**Activity:**
Search the listing below for the word "date" and copy each line where it appears.

**Supplied data:**
########################################

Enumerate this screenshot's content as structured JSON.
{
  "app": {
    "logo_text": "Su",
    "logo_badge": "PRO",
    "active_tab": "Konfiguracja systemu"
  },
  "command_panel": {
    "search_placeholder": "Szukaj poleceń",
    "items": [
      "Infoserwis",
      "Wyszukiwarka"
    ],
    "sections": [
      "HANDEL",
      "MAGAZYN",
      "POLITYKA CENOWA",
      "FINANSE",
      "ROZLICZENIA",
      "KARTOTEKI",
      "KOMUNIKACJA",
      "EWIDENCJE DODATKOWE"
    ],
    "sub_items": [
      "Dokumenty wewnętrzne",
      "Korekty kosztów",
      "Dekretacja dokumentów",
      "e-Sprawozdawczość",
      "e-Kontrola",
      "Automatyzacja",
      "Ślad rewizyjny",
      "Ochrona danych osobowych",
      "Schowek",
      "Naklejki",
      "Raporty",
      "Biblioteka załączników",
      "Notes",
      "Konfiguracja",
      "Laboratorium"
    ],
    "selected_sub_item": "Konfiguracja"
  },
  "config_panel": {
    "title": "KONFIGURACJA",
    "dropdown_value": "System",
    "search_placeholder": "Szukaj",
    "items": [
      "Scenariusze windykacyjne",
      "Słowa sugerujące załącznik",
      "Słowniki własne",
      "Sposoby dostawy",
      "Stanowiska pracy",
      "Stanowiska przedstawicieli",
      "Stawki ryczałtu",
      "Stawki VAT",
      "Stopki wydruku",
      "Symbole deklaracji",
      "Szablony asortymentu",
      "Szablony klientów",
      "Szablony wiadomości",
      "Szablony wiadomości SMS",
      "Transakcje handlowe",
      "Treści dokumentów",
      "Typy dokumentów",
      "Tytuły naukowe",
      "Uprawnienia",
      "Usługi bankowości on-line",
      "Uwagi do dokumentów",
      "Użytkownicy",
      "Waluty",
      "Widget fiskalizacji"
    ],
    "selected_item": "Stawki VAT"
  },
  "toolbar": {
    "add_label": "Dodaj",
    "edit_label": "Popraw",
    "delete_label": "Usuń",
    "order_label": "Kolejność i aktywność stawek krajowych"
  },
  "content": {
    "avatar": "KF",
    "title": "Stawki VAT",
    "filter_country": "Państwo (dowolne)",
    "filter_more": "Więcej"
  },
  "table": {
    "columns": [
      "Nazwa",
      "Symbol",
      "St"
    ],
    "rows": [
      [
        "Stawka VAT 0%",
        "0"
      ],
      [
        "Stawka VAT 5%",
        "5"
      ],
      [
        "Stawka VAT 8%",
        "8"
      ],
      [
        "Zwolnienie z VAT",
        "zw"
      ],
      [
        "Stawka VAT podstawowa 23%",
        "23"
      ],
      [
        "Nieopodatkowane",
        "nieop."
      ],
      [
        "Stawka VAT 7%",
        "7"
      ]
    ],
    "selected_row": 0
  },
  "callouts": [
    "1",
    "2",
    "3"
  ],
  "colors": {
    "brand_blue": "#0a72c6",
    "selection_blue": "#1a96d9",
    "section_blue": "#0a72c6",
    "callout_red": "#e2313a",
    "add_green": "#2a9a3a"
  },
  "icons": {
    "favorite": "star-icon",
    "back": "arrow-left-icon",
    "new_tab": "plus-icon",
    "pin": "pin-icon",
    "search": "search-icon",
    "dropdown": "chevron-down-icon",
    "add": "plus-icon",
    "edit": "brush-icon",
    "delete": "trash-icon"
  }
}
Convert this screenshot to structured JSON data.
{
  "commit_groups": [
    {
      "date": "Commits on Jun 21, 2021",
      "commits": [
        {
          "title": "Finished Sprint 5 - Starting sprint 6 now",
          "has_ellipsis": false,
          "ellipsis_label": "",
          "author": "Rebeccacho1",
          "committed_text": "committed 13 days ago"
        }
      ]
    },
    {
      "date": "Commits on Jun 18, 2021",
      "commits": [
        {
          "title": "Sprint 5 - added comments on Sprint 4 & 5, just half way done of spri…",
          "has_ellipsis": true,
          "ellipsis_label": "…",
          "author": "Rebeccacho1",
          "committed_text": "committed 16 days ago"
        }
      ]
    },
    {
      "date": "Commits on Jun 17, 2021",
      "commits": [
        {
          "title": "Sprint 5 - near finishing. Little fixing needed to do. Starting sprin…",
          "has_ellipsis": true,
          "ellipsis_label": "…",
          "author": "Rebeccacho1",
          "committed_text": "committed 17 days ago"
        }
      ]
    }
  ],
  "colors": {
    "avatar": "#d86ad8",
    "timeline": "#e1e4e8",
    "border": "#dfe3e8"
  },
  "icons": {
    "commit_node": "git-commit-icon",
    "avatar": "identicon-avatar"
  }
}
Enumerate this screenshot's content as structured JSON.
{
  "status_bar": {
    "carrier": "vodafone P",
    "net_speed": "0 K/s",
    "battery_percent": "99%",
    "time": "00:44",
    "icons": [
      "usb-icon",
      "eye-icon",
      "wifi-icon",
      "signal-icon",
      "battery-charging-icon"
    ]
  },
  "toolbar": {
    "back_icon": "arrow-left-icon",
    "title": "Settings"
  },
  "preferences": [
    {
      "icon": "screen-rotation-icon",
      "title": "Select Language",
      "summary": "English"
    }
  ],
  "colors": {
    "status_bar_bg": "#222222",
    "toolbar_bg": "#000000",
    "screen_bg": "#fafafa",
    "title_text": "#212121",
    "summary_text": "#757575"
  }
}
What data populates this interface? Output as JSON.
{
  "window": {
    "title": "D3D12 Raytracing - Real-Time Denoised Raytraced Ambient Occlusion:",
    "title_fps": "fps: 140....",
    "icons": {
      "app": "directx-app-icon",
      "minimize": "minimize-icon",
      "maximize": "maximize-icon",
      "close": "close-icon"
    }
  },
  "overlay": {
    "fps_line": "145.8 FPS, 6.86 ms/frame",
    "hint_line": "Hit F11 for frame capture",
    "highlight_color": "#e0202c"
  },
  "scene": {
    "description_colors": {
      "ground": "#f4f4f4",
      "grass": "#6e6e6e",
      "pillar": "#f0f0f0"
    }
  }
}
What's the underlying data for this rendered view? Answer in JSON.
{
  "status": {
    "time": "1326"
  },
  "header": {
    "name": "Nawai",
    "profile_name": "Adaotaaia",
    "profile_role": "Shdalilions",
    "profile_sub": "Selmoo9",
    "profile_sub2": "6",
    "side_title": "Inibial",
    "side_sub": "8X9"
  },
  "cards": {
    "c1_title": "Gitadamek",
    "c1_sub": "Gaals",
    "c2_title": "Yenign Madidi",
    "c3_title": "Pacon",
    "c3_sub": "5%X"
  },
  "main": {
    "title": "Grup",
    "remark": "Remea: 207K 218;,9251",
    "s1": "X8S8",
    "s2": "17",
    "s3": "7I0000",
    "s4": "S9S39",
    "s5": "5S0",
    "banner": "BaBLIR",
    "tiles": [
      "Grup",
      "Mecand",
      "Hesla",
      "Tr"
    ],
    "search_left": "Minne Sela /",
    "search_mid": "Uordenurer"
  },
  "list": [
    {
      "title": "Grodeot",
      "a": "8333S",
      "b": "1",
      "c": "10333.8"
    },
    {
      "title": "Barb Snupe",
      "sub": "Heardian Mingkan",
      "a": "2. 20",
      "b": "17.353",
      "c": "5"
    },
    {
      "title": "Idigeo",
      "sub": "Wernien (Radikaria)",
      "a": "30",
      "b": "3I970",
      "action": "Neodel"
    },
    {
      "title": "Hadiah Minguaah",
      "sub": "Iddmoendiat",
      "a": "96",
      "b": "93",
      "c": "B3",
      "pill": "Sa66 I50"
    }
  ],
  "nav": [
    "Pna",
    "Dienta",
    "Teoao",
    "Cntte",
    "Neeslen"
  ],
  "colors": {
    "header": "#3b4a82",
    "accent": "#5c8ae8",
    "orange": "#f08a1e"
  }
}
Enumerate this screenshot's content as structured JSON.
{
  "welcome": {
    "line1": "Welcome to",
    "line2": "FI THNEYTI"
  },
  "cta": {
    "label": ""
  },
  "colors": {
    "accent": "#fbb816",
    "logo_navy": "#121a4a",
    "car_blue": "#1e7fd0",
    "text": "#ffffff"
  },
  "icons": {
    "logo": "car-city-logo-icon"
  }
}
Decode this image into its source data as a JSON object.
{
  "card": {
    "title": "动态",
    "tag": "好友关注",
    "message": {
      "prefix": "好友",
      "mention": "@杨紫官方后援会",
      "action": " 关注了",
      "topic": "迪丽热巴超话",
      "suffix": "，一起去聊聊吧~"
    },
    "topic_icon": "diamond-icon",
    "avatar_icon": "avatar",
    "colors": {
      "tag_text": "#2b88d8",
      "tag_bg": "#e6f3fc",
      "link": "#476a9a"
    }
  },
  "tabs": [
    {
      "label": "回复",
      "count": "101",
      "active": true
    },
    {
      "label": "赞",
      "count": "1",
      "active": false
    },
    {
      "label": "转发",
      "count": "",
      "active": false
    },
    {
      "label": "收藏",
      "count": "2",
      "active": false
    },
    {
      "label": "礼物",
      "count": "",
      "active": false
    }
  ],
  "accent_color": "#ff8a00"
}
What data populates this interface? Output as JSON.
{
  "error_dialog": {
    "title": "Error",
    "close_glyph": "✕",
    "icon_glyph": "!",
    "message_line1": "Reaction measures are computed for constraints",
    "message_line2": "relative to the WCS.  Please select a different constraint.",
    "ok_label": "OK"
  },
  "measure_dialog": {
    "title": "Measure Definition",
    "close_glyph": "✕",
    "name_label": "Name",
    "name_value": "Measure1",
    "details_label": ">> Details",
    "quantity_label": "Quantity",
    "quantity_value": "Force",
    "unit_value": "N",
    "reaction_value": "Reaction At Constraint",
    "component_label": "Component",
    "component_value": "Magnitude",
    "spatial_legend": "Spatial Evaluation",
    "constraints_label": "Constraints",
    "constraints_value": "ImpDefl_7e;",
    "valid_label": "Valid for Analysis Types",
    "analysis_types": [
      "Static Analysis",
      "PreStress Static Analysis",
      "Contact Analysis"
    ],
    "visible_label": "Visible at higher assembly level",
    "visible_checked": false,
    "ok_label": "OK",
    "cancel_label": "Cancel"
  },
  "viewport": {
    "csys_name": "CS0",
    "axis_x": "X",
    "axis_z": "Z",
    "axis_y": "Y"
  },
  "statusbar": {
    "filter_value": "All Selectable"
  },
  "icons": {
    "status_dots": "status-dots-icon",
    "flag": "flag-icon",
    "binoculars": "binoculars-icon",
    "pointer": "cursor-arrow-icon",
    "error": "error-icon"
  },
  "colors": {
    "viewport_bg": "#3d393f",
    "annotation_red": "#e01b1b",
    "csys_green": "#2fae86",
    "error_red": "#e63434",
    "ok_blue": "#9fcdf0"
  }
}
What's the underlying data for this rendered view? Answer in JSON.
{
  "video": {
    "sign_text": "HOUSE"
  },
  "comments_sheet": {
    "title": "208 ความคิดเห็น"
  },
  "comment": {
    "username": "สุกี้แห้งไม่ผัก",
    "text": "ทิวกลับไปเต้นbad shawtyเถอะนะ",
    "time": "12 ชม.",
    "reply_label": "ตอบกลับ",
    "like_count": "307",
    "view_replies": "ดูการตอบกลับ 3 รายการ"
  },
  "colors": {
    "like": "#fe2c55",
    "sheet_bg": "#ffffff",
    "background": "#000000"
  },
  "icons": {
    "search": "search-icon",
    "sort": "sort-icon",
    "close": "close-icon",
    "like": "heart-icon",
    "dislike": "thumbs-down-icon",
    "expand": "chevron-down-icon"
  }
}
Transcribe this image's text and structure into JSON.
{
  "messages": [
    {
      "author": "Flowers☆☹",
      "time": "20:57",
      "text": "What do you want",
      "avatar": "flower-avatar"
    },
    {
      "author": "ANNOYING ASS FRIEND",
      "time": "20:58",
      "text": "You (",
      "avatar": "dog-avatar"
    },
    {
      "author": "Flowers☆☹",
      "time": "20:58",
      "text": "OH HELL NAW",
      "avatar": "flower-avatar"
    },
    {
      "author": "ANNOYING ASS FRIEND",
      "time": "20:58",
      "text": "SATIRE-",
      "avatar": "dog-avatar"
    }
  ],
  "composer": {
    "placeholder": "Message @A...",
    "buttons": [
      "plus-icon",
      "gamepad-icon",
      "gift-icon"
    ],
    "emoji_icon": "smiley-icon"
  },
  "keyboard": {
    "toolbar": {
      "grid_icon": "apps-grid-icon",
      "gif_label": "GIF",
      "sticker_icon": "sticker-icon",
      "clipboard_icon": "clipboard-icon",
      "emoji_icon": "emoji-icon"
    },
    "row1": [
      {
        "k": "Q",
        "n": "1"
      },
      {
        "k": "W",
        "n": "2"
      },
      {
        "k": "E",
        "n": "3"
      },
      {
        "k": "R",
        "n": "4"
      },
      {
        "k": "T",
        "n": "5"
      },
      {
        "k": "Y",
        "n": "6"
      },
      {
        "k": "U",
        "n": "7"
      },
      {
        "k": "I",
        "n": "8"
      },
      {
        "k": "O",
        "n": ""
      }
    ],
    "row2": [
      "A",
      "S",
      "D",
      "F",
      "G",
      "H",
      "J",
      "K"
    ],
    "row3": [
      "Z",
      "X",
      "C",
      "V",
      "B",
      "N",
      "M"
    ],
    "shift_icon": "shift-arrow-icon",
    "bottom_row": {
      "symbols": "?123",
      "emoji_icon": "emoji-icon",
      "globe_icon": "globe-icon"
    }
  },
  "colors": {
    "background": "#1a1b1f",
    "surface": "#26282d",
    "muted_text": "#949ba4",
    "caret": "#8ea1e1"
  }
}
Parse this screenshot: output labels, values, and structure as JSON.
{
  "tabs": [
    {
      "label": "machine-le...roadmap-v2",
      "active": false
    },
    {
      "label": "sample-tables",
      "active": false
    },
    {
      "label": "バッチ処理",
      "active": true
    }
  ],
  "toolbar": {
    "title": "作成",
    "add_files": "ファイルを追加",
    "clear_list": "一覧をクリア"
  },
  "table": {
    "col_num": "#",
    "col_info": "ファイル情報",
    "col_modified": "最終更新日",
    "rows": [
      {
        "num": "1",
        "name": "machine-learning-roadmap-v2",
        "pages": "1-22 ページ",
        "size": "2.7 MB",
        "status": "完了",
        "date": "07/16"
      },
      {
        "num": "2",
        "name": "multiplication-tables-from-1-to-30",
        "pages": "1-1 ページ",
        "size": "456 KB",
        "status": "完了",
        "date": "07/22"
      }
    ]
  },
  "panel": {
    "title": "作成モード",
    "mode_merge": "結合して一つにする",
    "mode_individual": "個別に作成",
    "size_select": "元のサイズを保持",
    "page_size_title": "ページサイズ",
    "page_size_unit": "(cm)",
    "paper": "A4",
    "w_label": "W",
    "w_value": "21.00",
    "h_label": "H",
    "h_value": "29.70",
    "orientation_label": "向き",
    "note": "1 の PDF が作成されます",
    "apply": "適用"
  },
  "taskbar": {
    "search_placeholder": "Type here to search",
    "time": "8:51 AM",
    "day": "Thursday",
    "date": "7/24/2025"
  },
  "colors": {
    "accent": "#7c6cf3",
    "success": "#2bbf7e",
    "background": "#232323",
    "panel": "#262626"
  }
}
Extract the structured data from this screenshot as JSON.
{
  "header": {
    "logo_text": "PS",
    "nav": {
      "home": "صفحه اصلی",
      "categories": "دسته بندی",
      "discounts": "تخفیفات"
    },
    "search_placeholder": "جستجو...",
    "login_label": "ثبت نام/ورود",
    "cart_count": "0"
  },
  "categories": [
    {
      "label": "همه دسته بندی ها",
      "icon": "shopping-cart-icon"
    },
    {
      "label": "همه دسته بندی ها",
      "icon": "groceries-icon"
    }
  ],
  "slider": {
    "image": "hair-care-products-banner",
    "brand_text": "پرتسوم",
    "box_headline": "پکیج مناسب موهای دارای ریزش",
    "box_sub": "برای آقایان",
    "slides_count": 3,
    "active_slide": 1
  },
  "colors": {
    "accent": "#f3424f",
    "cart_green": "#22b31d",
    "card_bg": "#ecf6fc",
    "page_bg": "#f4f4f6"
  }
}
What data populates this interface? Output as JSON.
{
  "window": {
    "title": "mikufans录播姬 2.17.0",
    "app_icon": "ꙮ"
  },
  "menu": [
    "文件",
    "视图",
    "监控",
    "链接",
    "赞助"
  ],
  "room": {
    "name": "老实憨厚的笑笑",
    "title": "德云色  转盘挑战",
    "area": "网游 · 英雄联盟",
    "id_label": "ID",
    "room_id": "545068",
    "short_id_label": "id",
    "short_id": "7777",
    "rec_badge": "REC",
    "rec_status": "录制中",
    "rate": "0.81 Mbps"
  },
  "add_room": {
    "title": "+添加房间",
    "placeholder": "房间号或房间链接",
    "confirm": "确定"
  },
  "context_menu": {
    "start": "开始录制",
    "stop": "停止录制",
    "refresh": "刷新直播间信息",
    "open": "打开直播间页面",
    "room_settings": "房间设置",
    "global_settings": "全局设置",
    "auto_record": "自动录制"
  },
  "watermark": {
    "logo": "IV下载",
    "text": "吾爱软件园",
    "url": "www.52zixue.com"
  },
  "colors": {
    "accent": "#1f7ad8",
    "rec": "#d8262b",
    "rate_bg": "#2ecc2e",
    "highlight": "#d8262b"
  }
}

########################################

**Completed task:**
      "date": "Commits on Jun 21, 2021",
      "date": "Commits on Jun 18, 2021",
      "date": "Commits on Jun 17, 2021",
        "date": "07/16"
        "date": "07/22"
    "date": "7/24/2025"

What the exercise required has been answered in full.